- _Task objective_
The pictures are to be omitted when the entries are reproduced exactly.

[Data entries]
--- START ---
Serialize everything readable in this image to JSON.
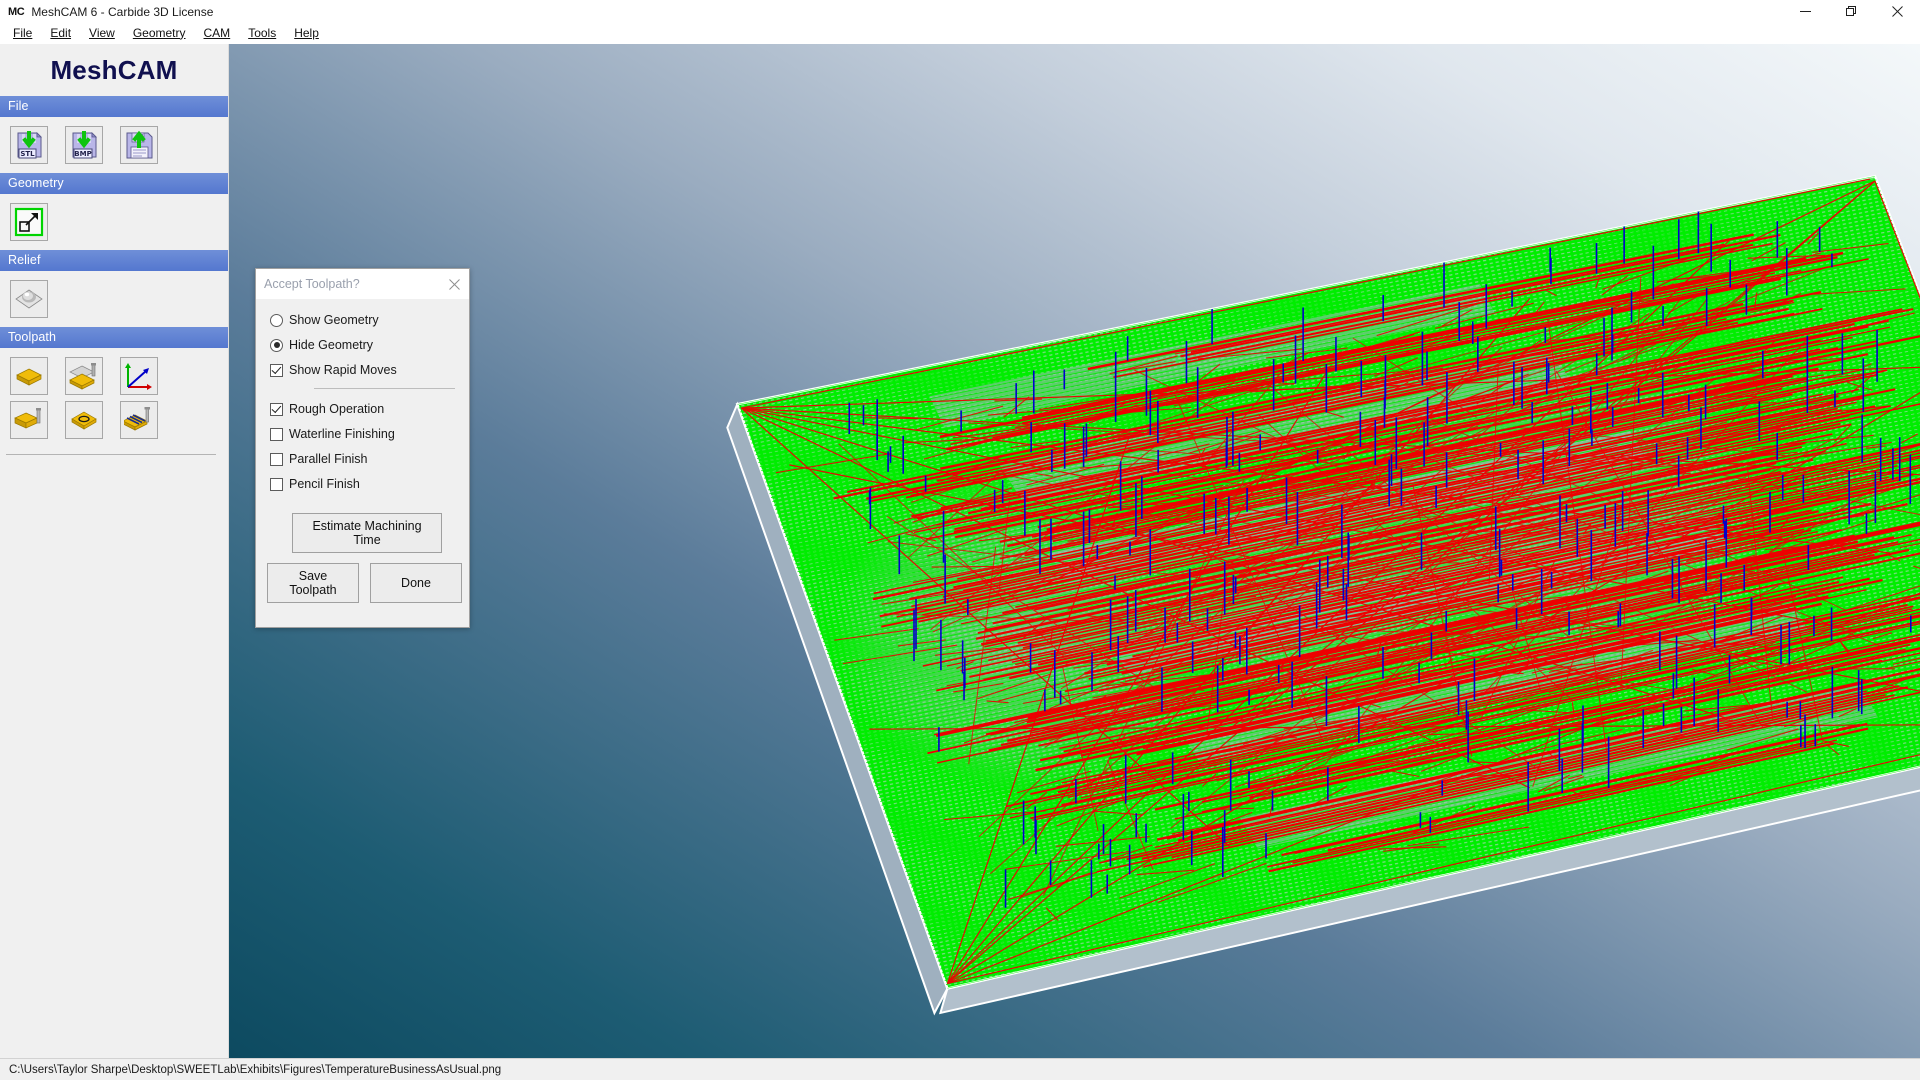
{
  "window": {
    "app_icon_text": "MC",
    "title": "MeshCAM 6 - Carbide 3D License",
    "controls": {
      "minimize": "minimize-button",
      "maximize": "maximize-button",
      "close": "close-button"
    }
  },
  "menubar": {
    "items": [
      {
        "label": "File"
      },
      {
        "label": "Edit"
      },
      {
        "label": "View"
      },
      {
        "label": "Geometry"
      },
      {
        "label": "CAM"
      },
      {
        "label": "Tools"
      },
      {
        "label": "Help"
      }
    ]
  },
  "sidebar": {
    "brand": "MeshCAM",
    "sections": [
      {
        "header": "File",
        "tools": [
          {
            "name": "open-stl-icon",
            "label": "STL"
          },
          {
            "name": "open-bmp-icon",
            "label": "BMP"
          },
          {
            "name": "save-file-icon",
            "label": ""
          }
        ]
      },
      {
        "header": "Geometry",
        "tools": [
          {
            "name": "resize-geometry-icon",
            "label": ""
          }
        ]
      },
      {
        "header": "Relief",
        "tools": [
          {
            "name": "create-relief-icon",
            "label": ""
          }
        ]
      },
      {
        "header": "Toolpath",
        "tools": [
          {
            "name": "define-stock-icon",
            "label": ""
          },
          {
            "name": "rough-toolpath-icon",
            "label": ""
          },
          {
            "name": "set-origin-icon",
            "label": ""
          },
          {
            "name": "waterline-toolpath-icon",
            "label": ""
          },
          {
            "name": "pencil-toolpath-icon",
            "label": ""
          },
          {
            "name": "parallel-toolpath-icon",
            "label": ""
          }
        ]
      }
    ]
  },
  "dialog": {
    "title": "Accept Toolpath?",
    "close_icon": "close-icon",
    "display_options": [
      {
        "type": "radio",
        "label": "Show Geometry",
        "checked": false
      },
      {
        "type": "radio",
        "label": "Hide Geometry",
        "checked": true
      },
      {
        "type": "checkbox",
        "label": "Show Rapid Moves",
        "checked": true
      }
    ],
    "operation_options": [
      {
        "type": "checkbox",
        "label": "Rough Operation",
        "checked": true
      },
      {
        "type": "checkbox",
        "label": "Waterline Finishing",
        "checked": false
      },
      {
        "type": "checkbox",
        "label": "Parallel Finish",
        "checked": false
      },
      {
        "type": "checkbox",
        "label": "Pencil Finish",
        "checked": false
      }
    ],
    "estimate_button": "Estimate Machining Time",
    "save_button": "Save Toolpath",
    "done_button": "Done"
  },
  "statusbar": {
    "path": "C:\\Users\\Taylor Sharpe\\Desktop\\SWEETLab\\Exhibits\\Figures\\TemperatureBusinessAsUsual.png"
  },
  "viewport": {
    "description": "3D toolpath preview of a rectangular stock block viewed in isometric perspective",
    "colors": {
      "model_surface": "#00ee00",
      "rapid_moves": "#ee0000",
      "plunge_moves": "#0000cc",
      "stock_outline": "#ffffff",
      "shadow": "#9aa7b4",
      "bg_top_right": "#f4f8fa",
      "bg_bottom_left": "#0d4a60"
    }
  }
}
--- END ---
- _Your response_
Serialize everything readable in this image to JSON.
{
  "window": {
    "app_icon_text": "MC",
    "title": "MeshCAM 6 - Carbide 3D License",
    "controls": {
      "minimize": "minimize-button",
      "maximize": "maximize-button",
      "close": "close-button"
    }
  },
  "menubar": {
    "items": [
      {
        "label": "File"
      },
      {
        "label": "Edit"
      },
      {
        "label": "View"
      },
      {
        "label": "Geometry"
      },
      {
        "label": "CAM"
      },
      {
        "label": "Tools"
      },
      {
        "label": "Help"
      }
    ]
  },
  "sidebar": {
    "brand": "MeshCAM",
    "sections": [
      {
        "header": "File",
        "tools": [
          {
            "name": "open-stl-icon",
            "label": "STL"
          },
          {
            "name": "open-bmp-icon",
            "label": "BMP"
          },
          {
            "name": "save-file-icon",
            "label": ""
          }
        ]
      },
      {
        "header": "Geometry",
        "tools": [
          {
            "name": "resize-geometry-icon",
            "label": ""
          }
        ]
      },
      {
        "header": "Relief",
        "tools": [
          {
            "name": "create-relief-icon",
            "label": ""
          }
        ]
      },
      {
        "header": "Toolpath",
        "tools": [
          {
            "name": "define-stock-icon",
            "label": ""
          },
          {
            "name": "rough-toolpath-icon",
            "label": ""
          },
          {
            "name": "set-origin-icon",
            "label": ""
          },
          {
            "name": "waterline-toolpath-icon",
            "label": ""
          },
          {
            "name": "pencil-toolpath-icon",
            "label": ""
          },
          {
            "name": "parallel-toolpath-icon",
            "label": ""
          }
        ]
      }
    ]
  },
  "dialog": {
    "title": "Accept Toolpath?",
    "close_icon": "close-icon",
    "display_options": [
      {
        "type": "radio",
        "label": "Show Geometry",
        "checked": false
      },
      {
        "type": "radio",
        "label": "Hide Geometry",
        "checked": true
      },
      {
        "type": "checkbox",
        "label": "Show Rapid Moves",
        "checked": true
      }
    ],
    "operation_options": [
      {
        "type": "checkbox",
        "label": "Rough Operation",
        "checked": true
      },
      {
        "type": "checkbox",
        "label": "Waterline Finishing",
        "checked": false
      },
      {
        "type": "checkbox",
        "label": "Parallel Finish",
        "checked": false
      },
      {
        "type": "checkbox",
        "label": "Pencil Finish",
        "checked": false
      }
    ],
    "estimate_button": "Estimate Machining Time",
    "save_button": "Save Toolpath",
    "done_button": "Done"
  },
  "statusbar": {
    "path": "C:\\Users\\Taylor Sharpe\\Desktop\\SWEETLab\\Exhibits\\Figures\\TemperatureBusinessAsUsual.png"
  },
  "viewport": {
    "description": "3D toolpath preview of a rectangular stock block viewed in isometric perspective",
    "colors": {
      "model_surface": "#00ee00",
      "rapid_moves": "#ee0000",
      "plunge_moves": "#0000cc",
      "stock_outline": "#ffffff",
      "shadow": "#9aa7b4",
      "bg_top_right": "#f4f8fa",
      "bg_bottom_left": "#0d4a60"
    }
  }
}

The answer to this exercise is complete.